This Tor invokes many memories from my first walk here. I can remember climbing up to it from the North and then being gobsmacked by the view. At that time there were low lying clouds pouring over the lower hills to the South – just breath taking.
The Tor complex is quite extensive. Up ahead on the hill just behind and to the left of the Tor is an area of hill scree. Scree is a relatively rare sight on Dartmoor, but the reason that I remembered it is that my first ever wild camp spot on Dartmoor was directly opposite that scree slope down in the valley.
Watern Tor in all its glory. I love the way the rock of this Tor is layered.

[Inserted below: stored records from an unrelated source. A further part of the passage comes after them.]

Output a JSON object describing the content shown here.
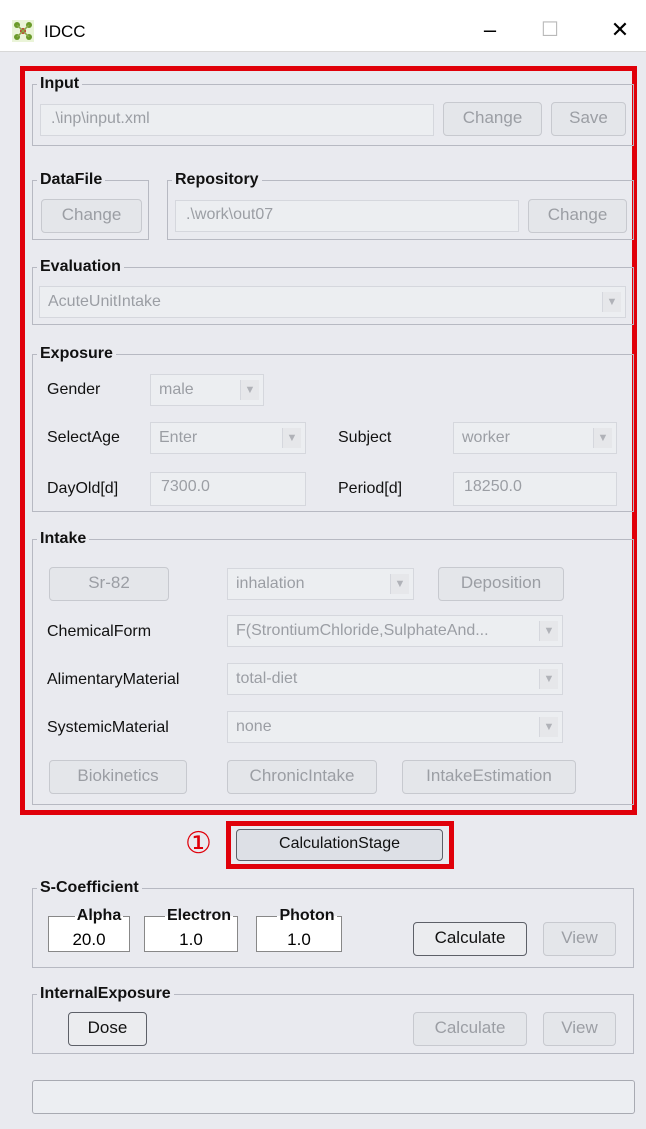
{
  "window": {
    "title": "IDCC",
    "minimize": "–",
    "maximize": "☐",
    "close": "✕"
  },
  "input": {
    "legend": "Input",
    "path": ".\\inp\\input.xml",
    "change": "Change",
    "save": "Save"
  },
  "datafile": {
    "legend": "DataFile",
    "change": "Change"
  },
  "repository": {
    "legend": "Repository",
    "path": ".\\work\\out07",
    "change": "Change"
  },
  "evaluation": {
    "legend": "Evaluation",
    "value": "AcuteUnitIntake"
  },
  "exposure": {
    "legend": "Exposure",
    "gender_label": "Gender",
    "gender_value": "male",
    "selectage_label": "SelectAge",
    "selectage_value": "Enter",
    "subject_label": "Subject",
    "subject_value": "worker",
    "dayold_label": "DayOld[d]",
    "dayold_value": "7300.0",
    "period_label": "Period[d]",
    "period_value": "18250.0"
  },
  "intake": {
    "legend": "Intake",
    "nuclide": "Sr-82",
    "route": "inhalation",
    "deposition": "Deposition",
    "chemical_label": "ChemicalForm",
    "chemical_value": "F(StrontiumChloride,SulphateAnd...",
    "alimentary_label": "AlimentaryMaterial",
    "alimentary_value": "total-diet",
    "systemic_label": "SystemicMaterial",
    "systemic_value": "none",
    "biokinetics": "Biokinetics",
    "chronic": "ChronicIntake",
    "estimation": "IntakeEstimation"
  },
  "calc_stage": {
    "marker": "①",
    "label": "CalculationStage"
  },
  "scoef": {
    "legend": "S-Coefficient",
    "alpha_label": "Alpha",
    "alpha_value": "20.0",
    "electron_label": "Electron",
    "electron_value": "1.0",
    "photon_label": "Photon",
    "photon_value": "1.0",
    "calculate": "Calculate",
    "view": "View"
  },
  "internal": {
    "legend": "InternalExposure",
    "dose": "Dose",
    "calculate": "Calculate",
    "view": "View"
  },
  "colors": {
    "highlight": "#e0000a",
    "panel": "#e9eaef"
  }
}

I now turn to face Wild Tor which is directly ahead on the opposite hill – that is my next destination!
There is an unmarked track which takes me down the valley and presumably back up to Wild Tor.
A quick run and jump sees me across the Walla Brook.
Once across the brook I start the ascent up the hill toward Wild Tor. But as I do, I find myself re-entering the Army Firing Ranges where-upon I am presented with rather sobering signs like this one…
During the climb I take a look behind me down toward Walla Brook. I scan this area intently in the hope of spotting my first ever wild camp spot on Dartmoor. But alas, this proves to be futile. I have a few educated guesses where that camp spot was, but there is no real way of telling. I wonder if my previous self ever had an inkling that I would be passing so close by 3 years later?
The climb seems to go on forever, but at least it is tussock free on this section.
I soon crest the top of the hill where I’m presented with this view of Wild Tor. This will be my first visit to this Tor!
Wild Tor in all its glory!
To the North West of Wild Tor is Steeperton Tor. The plan is to climb that tomorrow morning. In the meantime, the intent is to make camp by Steeperton Brook which is down below between me and that Tor.
Once again, I’m following an unmarked trail. I’m guessing this trail evolved by fellow hikers following the Army Ranger markers downward as the terrain here is quite smooth and dry.
I soon get to the rather water logged main track at the bottom of the hill. Here I have hung a left to go South Westward. This should lead to the fording point across Steeperton Brook.
The fording point! I take a good look around and decide to make camp its vicinity. That way I will have easy access to water, shelter from the wind and as a further bonus it will place me in a good position for a short climb up to Steeperton Tor the following morning.
Up goes the Akto tent by the ford! In the distance one can see Wild Tor.
As is usual, the first task after putting up the tent is to fill all the water bottles ready for camp.
From my tent I can just about see the top of Steeperton Tor. This camp spot is at a relatively high elevation of 490 mtrs. As a result there won’t be a lot of climbing to do tomorrow morning to reach the top at 532 mtrs.
As is traditional on all of my hikes, I leave the best until last – the Mountain House Chicken Curry. Here it is before reconstitution.
So it’s out with the trusty Jetboil Sol Stove. I love this stove. It is small, lightweight and boils water incredibly quickly. In addition the flame is kept out of harms way by the design and a small gas canister will easily last a week! In short perfect!
Curry’s up! Here it is after having eaten around two thirds of it. The curry was utterly delicious!
The skies have now started to turn into that tell-tale orange colour that indicates the end of the day.
And soon it is sunset!
With the sun below the horizon, I close up the tent ready for my last night in the wilds…
Day 5’s camp spot at the Steeperton Brook Ford. (Click for full-sized image)
So ends Day 5.
Although not particularly strenuous or wild, I enjoyed the walk as I got to see parts of the Moor that I hadn’t seen in three years.
It kind of felt weird when I realised that by this time tomorrow I would be at home in a real bed. One gets so used to being in the wilds that being in civilisation is almost inconceivable – it’s like my previous civilised life was a dream away – something ethereal and not quite real….
Anyways, tune in next week for the final instalment of this walk!